England fans sang anti-IRA songs during Tuesday's friendly in Italy despite efforts from the Football Association to stamp the chants out in the wake of last year's match in Scotland.
England fans caused controversy last November when they chanted "F*** the IRA" during the 3-1 victory at Celtic Park.
Even though the FA liaised with fan groups after the Scotland game to try to prevent such chants happening again, they were heard during England's 1-1 draw at the Juventus Stadium in Turin on Tuesday.
Any repeat during England's next match against the Republic of Ireland in Dublin on June 7 would lead to yet more criticism.
After the win in Scotland, the FA made it clear it was unhappy about the chants.
We apologise for any offence caused by a section of the England support at the match with Scotland. The FA does not condone inappropriate and offensive chanting and intends to meet with supporters' groups to discuss the wider issues.
We have consistently urged supporters to show respect and not to chant songs that could be regarded as insulting to others - particularly from a religious or political perspective.
Tony Blair is due to give evidence before a parliamentary investigation into the On The Runs (OTRs) scheme for fugitive IRA members later today.
The former prime minister's Labour administration sent about 200 letters to republicans assuring them they were not being pursued by the UK authorities following requests from Sinn Fein.

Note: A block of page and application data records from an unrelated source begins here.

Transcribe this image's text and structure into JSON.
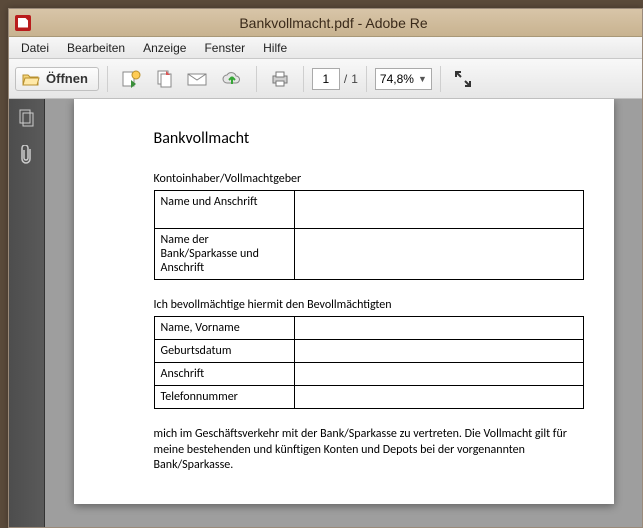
{
  "window": {
    "title": "Bankvollmacht.pdf - Adobe Re"
  },
  "menu": {
    "file": "Datei",
    "edit": "Bearbeiten",
    "view": "Anzeige",
    "window": "Fenster",
    "help": "Hilfe"
  },
  "toolbar": {
    "open": "Öffnen",
    "page_current": "1",
    "page_sep": "/",
    "page_total": "1",
    "zoom": "74,8%"
  },
  "doc": {
    "title": "Bankvollmacht",
    "section1_label": "Kontoinhaber/Vollmachtgeber",
    "t1_r1": "Name und Anschrift",
    "t1_r2": "Name der Bank/Sparkasse und Anschrift",
    "section2_label": "Ich bevollmächtige hiermit den Bevollmächtigten",
    "t2_r1": "Name, Vorname",
    "t2_r2": "Geburtsdatum",
    "t2_r3": "Anschrift",
    "t2_r4": "Telefonnummer",
    "para": "mich im Geschäftsverkehr mit der Bank/Sparkasse zu vertreten. Die Vollmacht gilt für meine bestehenden und künftigen Konten und Depots bei der vorgenannten Bank/Sparkasse."
  }
}
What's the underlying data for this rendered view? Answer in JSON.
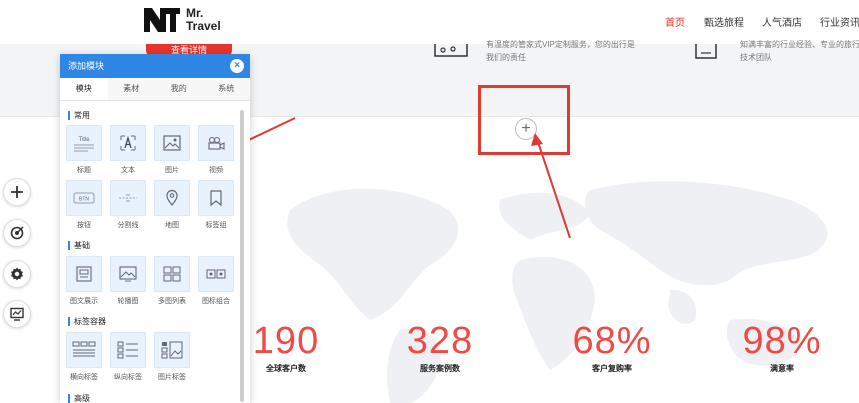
{
  "header": {
    "logo_line1": "Mr.",
    "logo_line2": "Travel",
    "nav": [
      {
        "label": "首页",
        "active": true
      },
      {
        "label": "甄选旅程",
        "active": false
      },
      {
        "label": "人气酒店",
        "active": false
      },
      {
        "label": "行业资讯",
        "active": false
      }
    ]
  },
  "hero": {
    "button_label": "查看详情",
    "feature1_line1": "有温度的管家式VIP定制服务，您的出行是",
    "feature1_line2": "我们的责任",
    "feature2_line1": "知满丰富的行业经验、专业的旅行",
    "feature2_line2": "技术团队"
  },
  "canvas": {
    "add_symbol": "+"
  },
  "stats": [
    {
      "value": "190",
      "label": "全球客户数"
    },
    {
      "value": "328",
      "label": "服务案例数"
    },
    {
      "value": "68%",
      "label": "客户复购率"
    },
    {
      "value": "98%",
      "label": "满意率"
    }
  ],
  "toolbar": {
    "icons": [
      "plus-icon",
      "target-icon",
      "gear-icon",
      "monitor-icon"
    ]
  },
  "panel": {
    "title": "添加模块",
    "close_symbol": "×",
    "tabs": [
      "模块",
      "素材",
      "我的",
      "系统"
    ],
    "sections": [
      {
        "title": "常用",
        "items": [
          "标题",
          "文本",
          "图片",
          "视频",
          "按钮",
          "分割线",
          "地图",
          "标签组"
        ]
      },
      {
        "title": "基础",
        "items": [
          "图文展示",
          "轮播图",
          "多图列表",
          "图标组合"
        ]
      },
      {
        "title": "标签容器",
        "items": [
          "横向标签",
          "纵向标签",
          "图片标签"
        ]
      },
      {
        "title": "高级",
        "items": []
      }
    ],
    "thumb_title": "Title",
    "thumb_btn": "BTN"
  },
  "colors": {
    "accent_red": "#e8342b",
    "stat_red": "#f04a47",
    "panel_blue": "#2f86e5"
  }
}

An investigation was launched by MPs when the prosecution of a man for the murder of four soldiers during an explosion in Hyde Park in 1982 was halted after he received one of the letters in error.
The OTR letters scheme began while Mr Blair was premier, and the chairman of the Northern Ireland Affairs Committee has said he is one of the most important witnesses to the inquiry.
A spokesman for the committee said Mr Blair had confirmed he would be attending a sitting today.
Mr Blair was a key architect of the Good Friday Agreement, which led to IRA arms decommissioning and the establishment of a devolved power-sharing administration at Stormont.
A Football Association official was forced to ask the England supporters' band to stop playing along to anti-IRA singing at Celtic ParkRead the full story ›
One of the IRA's "Disappeared" victims will be laid to rest beside his parents today, 36 years after he was abducted and murdered.Read the full story ›
A body has been found in Ireland in the search for one of the so-called Disappeared, 23-year-old Brendan Megraw killed in 1978.Read the full story ›
An IRA man who escaped prison more than 50 years ago was given a royal pardon by Margaret Thatcher's government, official records from 1985 revealed.
Donal Donnelly fled Belfast's Crumlin Road jail - which he dubbed Europe's Alcatraz - on Boxing Day 1960 while serving a sentence for membership of the armed group during its 1950s border campaign.
Former Northern Ireland secretary Lord Hurd, part of a Conservative government scarred by republican violence, agreed to use the Royal Prerogative of Mercy in May 1985.
His decision was made ahead of landmark political talks on British co-operation with the Irish Government.
Afterwards Donnelly lived openly in the Irish Republic - and even wrote a book about his escape.
Police have confirmed to ITV News Central that a device left in Birmingham on the night of the pub bombings has been lost.Read the full story ›
Relatives of the families of those killed in the 1974 Birmingham bombings met with West Midland Police today to discuss the possibility of a new inquiry into the death of their loved ones. The families were told there would be no new investigation, or proceedings.
Explaining the decision, Chief Constable Chris Sims said:
There have been questions over the years why certain individuals such as the people named by the media apparently never formed part of any investigation. I want to be open and transparent today and tell you that these men had been subject to investigation in the 1970s and the 1991-94 investigation.
There was insufficient evidence for proceedings against any person.
My professional judgement is that the 1991-94 investigation was carried out to a good standard.
The families of those killed in the 1974 Birmingham pub bombings say police have told them there will not be a fresh inquiry into the attacks.
They have been speaking following a meeting with bosses at West Midlands Police today.
ITV News Central Correspondent Keith Wilkinson said there was an angry response from the victims' families, following the talks.
Brian and Julie Hambleton, whose 18-year-old sister Maxine died in the bombings, said they would continue to fight on and would now be taking legal advice.
Six men were jailed for life for the atrocity in 1975, but sixteen years later, their convictions were quashed by the Court of Appeal.
After almost 40 years, one of the six men jailed for the Birmingham pub bombings revisited the prison they were held in during their trial.Read the full story ›